Nothingness = a closed spherical spacetime of zero radius
Can you imagine nothingness? Right now I am reading a book titled, Why Does the World Exist?: An Existential Detective story. About halfway through the book, I came across a wonderful passage. The author, Jim Holt, speaks with physicist Alex Vilenkin about the difficulty in imagining sheer nothingness. Vilken helps make this possible with a thought experiment: Imagine spacetime as the surface of a sphere. Now suppose that this sphere is shrinking, like a balloon that is losing air. The radius grows smaller and smaller. Eventually—try to imagine this—the radius goes all the way to zero. The surface of the sphere disappears completely, and with it spacetime itself.

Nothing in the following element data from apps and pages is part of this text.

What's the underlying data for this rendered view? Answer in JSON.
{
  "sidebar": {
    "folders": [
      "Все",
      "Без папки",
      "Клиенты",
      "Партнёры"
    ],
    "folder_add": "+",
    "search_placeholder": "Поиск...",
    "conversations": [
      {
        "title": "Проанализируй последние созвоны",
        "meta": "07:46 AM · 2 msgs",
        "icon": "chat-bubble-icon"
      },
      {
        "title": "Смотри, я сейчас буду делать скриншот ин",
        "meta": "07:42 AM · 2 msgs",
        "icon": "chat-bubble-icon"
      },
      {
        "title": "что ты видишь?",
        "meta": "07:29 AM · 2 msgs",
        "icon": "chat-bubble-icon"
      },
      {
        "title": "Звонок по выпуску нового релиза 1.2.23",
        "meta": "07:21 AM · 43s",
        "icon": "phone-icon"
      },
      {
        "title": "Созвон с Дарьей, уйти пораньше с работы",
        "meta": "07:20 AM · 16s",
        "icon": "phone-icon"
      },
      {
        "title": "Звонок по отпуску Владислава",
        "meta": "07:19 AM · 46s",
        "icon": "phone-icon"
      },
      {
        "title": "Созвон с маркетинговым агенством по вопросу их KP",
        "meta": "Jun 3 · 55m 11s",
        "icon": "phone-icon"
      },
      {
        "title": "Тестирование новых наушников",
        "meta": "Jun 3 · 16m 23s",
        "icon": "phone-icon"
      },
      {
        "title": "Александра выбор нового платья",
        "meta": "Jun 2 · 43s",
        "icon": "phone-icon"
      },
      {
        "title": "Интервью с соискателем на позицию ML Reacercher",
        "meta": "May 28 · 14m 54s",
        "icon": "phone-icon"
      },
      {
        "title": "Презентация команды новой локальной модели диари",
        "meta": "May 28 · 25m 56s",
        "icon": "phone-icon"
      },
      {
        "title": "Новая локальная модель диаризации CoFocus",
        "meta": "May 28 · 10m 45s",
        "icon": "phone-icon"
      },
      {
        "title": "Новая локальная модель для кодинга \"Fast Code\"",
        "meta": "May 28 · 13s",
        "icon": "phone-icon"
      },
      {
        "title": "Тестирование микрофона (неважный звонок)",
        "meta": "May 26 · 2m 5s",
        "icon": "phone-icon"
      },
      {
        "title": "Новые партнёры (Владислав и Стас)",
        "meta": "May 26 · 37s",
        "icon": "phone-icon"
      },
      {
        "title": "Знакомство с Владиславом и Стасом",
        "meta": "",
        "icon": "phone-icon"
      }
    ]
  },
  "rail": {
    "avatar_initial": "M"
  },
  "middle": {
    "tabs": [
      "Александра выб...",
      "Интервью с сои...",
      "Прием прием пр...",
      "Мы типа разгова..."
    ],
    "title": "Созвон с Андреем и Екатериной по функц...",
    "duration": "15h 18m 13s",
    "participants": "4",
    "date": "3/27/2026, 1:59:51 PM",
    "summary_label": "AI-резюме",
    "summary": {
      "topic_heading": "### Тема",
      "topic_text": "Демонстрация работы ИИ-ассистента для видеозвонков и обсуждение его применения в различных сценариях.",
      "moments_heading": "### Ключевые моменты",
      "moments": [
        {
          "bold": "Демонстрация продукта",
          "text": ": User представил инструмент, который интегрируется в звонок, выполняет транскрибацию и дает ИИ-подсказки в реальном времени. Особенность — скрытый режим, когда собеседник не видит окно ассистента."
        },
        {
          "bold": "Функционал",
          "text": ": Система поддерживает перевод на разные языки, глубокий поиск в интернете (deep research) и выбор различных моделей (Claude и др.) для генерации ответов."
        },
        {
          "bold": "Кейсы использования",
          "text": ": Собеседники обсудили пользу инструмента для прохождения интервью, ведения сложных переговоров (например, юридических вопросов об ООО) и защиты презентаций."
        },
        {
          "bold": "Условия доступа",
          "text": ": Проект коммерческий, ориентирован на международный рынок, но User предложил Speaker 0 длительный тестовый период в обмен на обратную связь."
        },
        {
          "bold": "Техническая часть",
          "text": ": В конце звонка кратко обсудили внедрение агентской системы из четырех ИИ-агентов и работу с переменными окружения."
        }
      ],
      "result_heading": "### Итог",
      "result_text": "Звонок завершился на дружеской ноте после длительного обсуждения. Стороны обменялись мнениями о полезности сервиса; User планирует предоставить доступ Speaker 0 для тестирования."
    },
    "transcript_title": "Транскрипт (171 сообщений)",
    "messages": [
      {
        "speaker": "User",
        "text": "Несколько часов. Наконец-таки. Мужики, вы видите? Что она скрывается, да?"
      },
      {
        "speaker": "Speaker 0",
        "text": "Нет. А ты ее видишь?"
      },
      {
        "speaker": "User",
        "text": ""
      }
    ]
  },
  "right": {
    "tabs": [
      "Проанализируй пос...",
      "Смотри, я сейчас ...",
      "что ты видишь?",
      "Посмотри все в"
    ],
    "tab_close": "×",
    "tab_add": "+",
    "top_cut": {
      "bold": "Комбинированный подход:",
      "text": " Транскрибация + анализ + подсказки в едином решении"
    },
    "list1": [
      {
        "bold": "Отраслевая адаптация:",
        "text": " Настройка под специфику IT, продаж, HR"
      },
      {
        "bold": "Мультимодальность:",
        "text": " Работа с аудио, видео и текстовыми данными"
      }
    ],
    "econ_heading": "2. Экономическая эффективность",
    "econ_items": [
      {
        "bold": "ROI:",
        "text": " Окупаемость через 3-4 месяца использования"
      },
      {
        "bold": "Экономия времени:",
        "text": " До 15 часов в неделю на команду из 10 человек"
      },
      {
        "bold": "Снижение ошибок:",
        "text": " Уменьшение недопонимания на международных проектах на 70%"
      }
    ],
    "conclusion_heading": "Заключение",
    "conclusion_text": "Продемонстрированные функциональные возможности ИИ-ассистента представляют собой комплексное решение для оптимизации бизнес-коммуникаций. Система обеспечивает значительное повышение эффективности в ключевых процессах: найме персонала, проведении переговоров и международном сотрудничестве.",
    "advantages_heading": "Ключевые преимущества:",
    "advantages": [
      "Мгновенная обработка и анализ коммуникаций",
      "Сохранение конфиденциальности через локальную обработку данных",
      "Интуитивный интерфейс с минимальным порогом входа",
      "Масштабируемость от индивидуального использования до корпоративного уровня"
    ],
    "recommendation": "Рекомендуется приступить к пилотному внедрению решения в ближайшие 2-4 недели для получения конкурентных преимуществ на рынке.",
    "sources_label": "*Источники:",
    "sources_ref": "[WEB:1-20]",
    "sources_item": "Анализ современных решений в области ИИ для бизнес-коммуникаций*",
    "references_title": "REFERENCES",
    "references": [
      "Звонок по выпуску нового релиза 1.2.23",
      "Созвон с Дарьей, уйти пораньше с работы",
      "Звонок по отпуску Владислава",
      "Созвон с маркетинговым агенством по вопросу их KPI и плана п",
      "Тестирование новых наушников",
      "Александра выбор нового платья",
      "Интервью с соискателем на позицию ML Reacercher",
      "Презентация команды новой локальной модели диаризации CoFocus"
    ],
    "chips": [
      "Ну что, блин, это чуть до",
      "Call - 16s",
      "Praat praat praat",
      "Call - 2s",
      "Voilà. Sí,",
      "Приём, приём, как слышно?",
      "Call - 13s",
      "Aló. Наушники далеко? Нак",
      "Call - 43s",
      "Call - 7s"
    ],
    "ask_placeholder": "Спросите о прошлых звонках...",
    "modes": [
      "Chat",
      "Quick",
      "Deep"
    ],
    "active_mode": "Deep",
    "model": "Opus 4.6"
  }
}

We have arrived at nothingness. We have also arrived at a precise definition of nothingness: a closed spacetime of zero radius. This is the most complete and utter nothingness that scientific concepts can capture. It is mathematically not only devoid of stuff but also of location and duration.
With this characterization in hand, Vilenkin was able to do an interesting calculation. Using the principles of quantum theory, he showed that, out of an initial state of nothingness, a tiny bit of energy-filled vacuum could spontaneously “tunnel” into existence. How tiny would this bit of vacuum be? Perhaps as little as one hundreth-trllionth of a centimeter. But that, it turns out, is good enough for cosmogonic purposes. Driven by the negative pressure of “inflation,” this bit of energetic vacuum would undergo a runaway expansion. In a couple of microseconds it would attain cosmic proportions, issuing in a cascading fireball of light and matter—the Big Bang!
Ted Talk: Jim Holt: Why Does the Universe Exist?